Windsor High School has drawn flak for not immediately closing its tuck shop after it was found to have no halaal permit.
At the beginning of the year, the Rondebosch East school hired a new catering company to serve warm meals and snacks to pupils and staff.
According to Western Cape Education Department (WCED) spokeswoman Bronagh Hammond, the school governing body awarded the tender.
“The vendor has two sites currently operating. The first site is halaal certified. He has also provided information stating where all meat products are purchased from,” she said.
While the caterer had a halaal certificate for a tuck shop at another school, he did not have one for Windsor High, although he had applied for one through the Muslim Judicial Council, she said.
According to Ms Hammond, Windsor High notified parents on Sunday April 16 that the tuck shop had no halaal certificate. However, a school letter seen by the Tatler claims the hot food at the tuck shop is “halaal friendly” and that the caterer has a halaal certificate for the other school tuck shop.
The Windsor High tuck shop serves beef burgers, chicken wraps, toasted chicken-mayo sandwiches, vetkoek and fries.
Zaakiyah Hartley, who has a son in Grade 9 at the school, said Windsor High should have addressed the matter at the beginning of the year.
She said she had initially heard from other parents that the tuck shop had no halaal certificate, and, in the middle of March, she had visited the tuck shop to buy a cooldrink there. Seeing no certificate in the window, she had asked the tuck-shop staff to produce one and they had been unable to do so.
Maryam Abdurahman, a shariah-compliance auditor for the Muslim Judicial Council Halaal Trust, said they had contacted the tuck-shop owner who had confirmed to them that he had no halaal certification for Windsor High.
Ms Hartley said that when she had raised the issue with principal Dianne Morgan at the end of March, urging her to notify parents immediately, Ms Morgan had told her that the governing body had appointed the tuck shop vendor.
She feels Ms Morgan, as leader of the school, should have done more to address the matter.
“This is a violation of our human rights,” she said.
When approached for comment, Ms Morgan referred the Tatler to the WCED.
Ms Hammond acknowledged that the school’s original advert for the tuck shop contract had not specifically asked for halaal certification.
“Going forward, with all tuck-shop contracts, certification will be asked for, and the school has apologised for the inconvenience caused,” she said.
Ms Hammond said parents were notified, on Monday May 1, that the tuck shop would sell no meat products – only hot chips and vetkoek – while it awaited halaal certification.
A school employee, who did not want to be named, said the tuck shop should have been closed immediately once it was learnt it had no halaal certificate.
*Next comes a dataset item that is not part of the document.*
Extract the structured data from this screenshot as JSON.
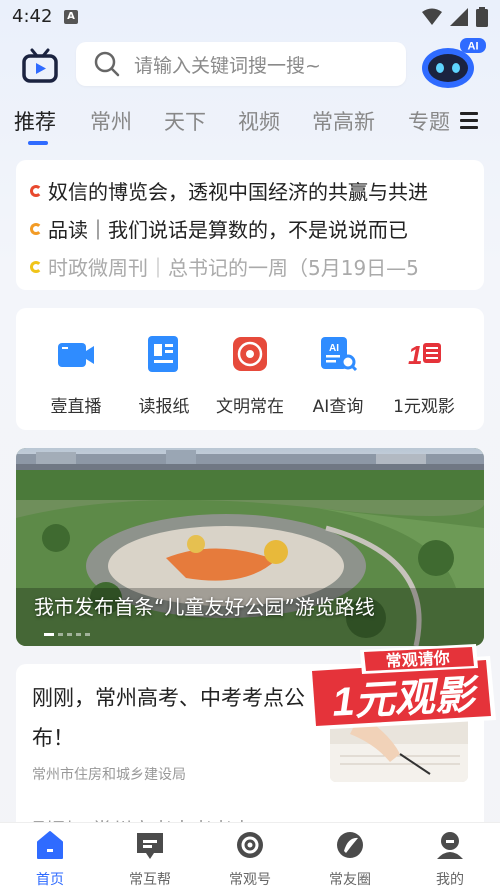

The matter was not only a Muslim issue but a human rights issue and the school was not handling it as such, the employee said. Another employee said the school leadership should have resolved the issue sooner.
Yuvir Naidoo, the owner of the catering company, Forever One Catering Services, said all concerns raised by the parents were warranted.
“We feel utterly remorseful for not having attained the certificate. We have made it our number one prerogative (sic) going forward.”
Mr Naidoo said they were committed to following all the Muslim Judicial Council Halaal Trust’s requirements to ensure they were fully compliant and they apologised profusely for the inconvenience caused.